When I work with student immigrants, I keep in mind that it’s hard to do what they do, even though they chose it. I admire their grit, persistence, ability to work toward long term goals, and overall resilience. I wonder if I would have the same qualities if I were starting over in a new country?
*All names have been changed to protect student privacy.
Great post. The title caught my attention right away. I am in awe of anyone who comes to another country and attempts the language regularly. The few times I’ve been abroad I felt so self-conscious trying out just some basic words and phrases! I have waitressed, so I could do that, provided I could verbally communicate. I could teach English. Be a nanny. I don’t know. It’s a great question and I have so much respect for people who are willing to come here and start at the bottom for the promise of a better life. That takes tremendous courage.

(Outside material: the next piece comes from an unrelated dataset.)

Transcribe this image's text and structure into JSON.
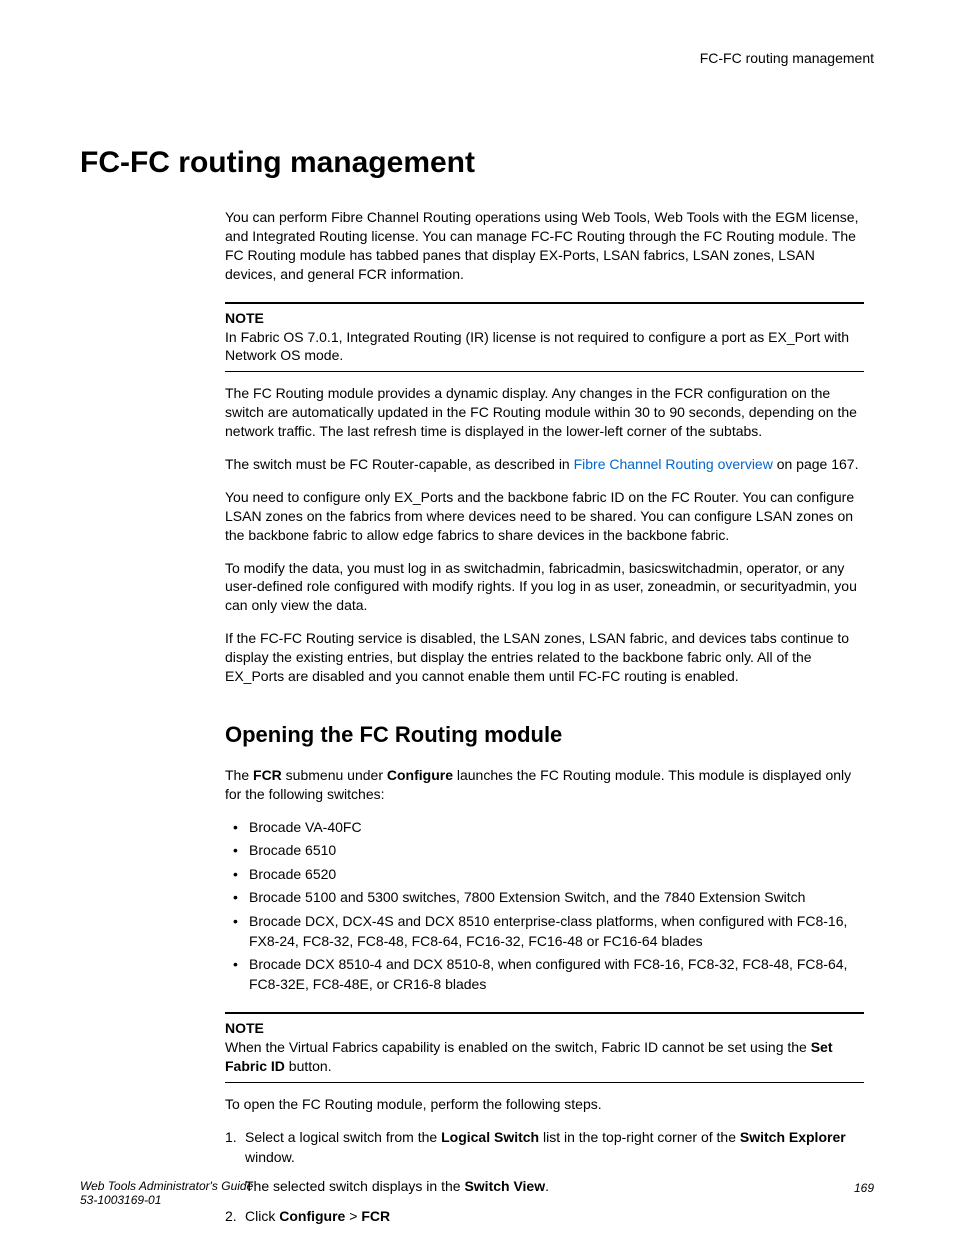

I’ve had that same feeling abroad when I’ve attempted my limited Spanish and French— you feel so helpless!
Another well-done post that made me think about things in a new way. And thanks for all you do to tutor others. It’s such a valuable service, and I know you do it with a great deal of care and compassion.
Thanks for reading, Bev! I so appreciate hearing from you–glad the perspective was useful.
Important points to consider, Ellen. Most people don’t really think about what it would be like to uproot your family (or split it up, which is worse) and start over in a new country.
I went to an immersion language school in Guatemala and remember feeling like an idiot with the vocabulary of a 5-year-old. And forget nuance, I embarrassed myself constantly. It was humbling!
That’s the way I feel when I try to speak Spanish or French!
Thoughtfully expressed. Hits home.